In the course of the conducted research, the following was concluded.(i)Modifying the quenching media by the suspension of Al2O3 nanoparticles results in better cooling abilities compared with the traditionally used cooling media.(ii)The cooling curves and their characteristic points show that the cooling process is slowest in the quenching media with nanoscale particles.(iii)The quenching media with nanoscale particles have a lower thermal conductivity, which was confirmed by the maximum value of the heat transfer coefficient and its occurrence at lower cooling temperatures.(iv)These quenching media also appear to have a smaller glass wetting angle in comparison to other investigated cooling media.(v)Hardening in the media with nanoscale particle suspensions allows us to obtain higher impact strength in comparison to the impact strength of the samples hardened in the media without added nanoparticles for both the C10 and the 16MnCr5 carburized steel samples.(vi) Higher surface hardness was obtained on carburized and hardened 16MnCr5 steel samples than that obtained for the C10. No significant influence of the quenching media on the surface hardness value was observed.(vii)When it comes to the dimension changes, lower values were obtained for the carburized 16MnCr5 steel, however, regardless of the steel grade, the lowest values of the dimension changes were obtained for the samples hardened and carburized in 10% polymer water solution with 1% of Al2O3 nanoscale particles.(viii)Suspending Al2O3 nanoscale particles in the quenching media can shape their cooling properties. Such media with nanoparticles tend to display more beneficial properties compared with the polymer water solution quenching media.
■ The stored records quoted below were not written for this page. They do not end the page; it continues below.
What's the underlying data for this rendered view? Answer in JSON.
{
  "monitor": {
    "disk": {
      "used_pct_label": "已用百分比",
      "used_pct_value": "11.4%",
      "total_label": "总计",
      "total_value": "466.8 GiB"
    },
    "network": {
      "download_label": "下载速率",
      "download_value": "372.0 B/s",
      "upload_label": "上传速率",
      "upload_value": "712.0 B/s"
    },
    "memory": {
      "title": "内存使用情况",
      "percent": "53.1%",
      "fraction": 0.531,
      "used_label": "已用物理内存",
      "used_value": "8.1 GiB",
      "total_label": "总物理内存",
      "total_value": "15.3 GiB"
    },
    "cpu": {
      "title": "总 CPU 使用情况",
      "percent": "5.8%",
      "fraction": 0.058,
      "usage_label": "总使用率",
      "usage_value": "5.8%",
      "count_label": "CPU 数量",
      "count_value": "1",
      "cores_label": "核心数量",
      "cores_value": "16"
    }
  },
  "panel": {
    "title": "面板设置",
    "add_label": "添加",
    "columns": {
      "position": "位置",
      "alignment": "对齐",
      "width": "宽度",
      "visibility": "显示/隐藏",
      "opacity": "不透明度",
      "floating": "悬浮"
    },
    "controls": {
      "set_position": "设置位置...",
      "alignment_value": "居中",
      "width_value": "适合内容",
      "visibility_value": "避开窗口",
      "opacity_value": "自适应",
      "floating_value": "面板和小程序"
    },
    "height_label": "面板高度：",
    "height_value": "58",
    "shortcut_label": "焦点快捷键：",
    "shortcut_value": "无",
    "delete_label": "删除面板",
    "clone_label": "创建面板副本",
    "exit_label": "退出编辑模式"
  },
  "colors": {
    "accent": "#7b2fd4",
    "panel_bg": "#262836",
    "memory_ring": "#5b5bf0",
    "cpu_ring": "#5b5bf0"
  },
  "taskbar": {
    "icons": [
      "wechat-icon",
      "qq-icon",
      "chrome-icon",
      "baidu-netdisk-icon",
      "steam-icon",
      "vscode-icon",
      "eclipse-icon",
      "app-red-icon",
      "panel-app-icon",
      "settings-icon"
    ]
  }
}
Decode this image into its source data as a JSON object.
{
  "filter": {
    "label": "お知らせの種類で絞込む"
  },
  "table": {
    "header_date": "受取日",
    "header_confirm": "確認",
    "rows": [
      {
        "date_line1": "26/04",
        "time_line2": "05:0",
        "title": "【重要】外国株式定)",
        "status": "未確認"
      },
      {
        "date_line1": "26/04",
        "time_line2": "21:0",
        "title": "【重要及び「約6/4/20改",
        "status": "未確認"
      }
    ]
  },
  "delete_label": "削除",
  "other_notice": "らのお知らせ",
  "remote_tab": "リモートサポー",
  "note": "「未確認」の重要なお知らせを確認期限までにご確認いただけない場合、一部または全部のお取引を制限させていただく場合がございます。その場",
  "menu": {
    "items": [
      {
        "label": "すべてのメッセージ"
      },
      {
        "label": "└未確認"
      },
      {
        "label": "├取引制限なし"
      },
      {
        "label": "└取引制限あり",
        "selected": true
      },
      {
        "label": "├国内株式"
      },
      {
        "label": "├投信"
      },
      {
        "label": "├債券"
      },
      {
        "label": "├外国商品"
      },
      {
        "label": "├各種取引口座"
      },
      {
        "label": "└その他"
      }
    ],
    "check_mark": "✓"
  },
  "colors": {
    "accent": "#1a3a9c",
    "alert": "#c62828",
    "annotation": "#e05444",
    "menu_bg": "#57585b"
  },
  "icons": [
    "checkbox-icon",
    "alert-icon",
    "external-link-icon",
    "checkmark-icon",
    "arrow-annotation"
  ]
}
  1. S. U. S. Choi, “Enhancing thermal conductivity of fluids with nanoparticles,” in Developments and Applications of Non-Newtonian Flows, FED-vol. 231/MD-vol. 66, pp. 99–105, 1995. View at Google Scholar
  2. P. Keblinski, J. A. Eastman, and D. G. Cahill, “Nanofluids for thermal transport,” Materials Today, vol. 8, no. 6, pp. 36–44, 2005. View at Publisher · View at Google Scholar
  3. K. N. Prabhu and P. Fernades, “Nanoquenchants for industrial heat treatment,” Journal of Materials Engineering and Performance, vol. 17, no. 1, pp. 101–103, 2008. View at Publisher · View at Google Scholar
  4. I. Felde, T. Reti, and X. L. Chen, “Efficient data encoding and filtering for quenching analysis,” in Proceedings of 3th International Conference On Quenching And Control Of Distortion, pp. 208–215, ASM, Praga ,Canal zone, USA, March 1999.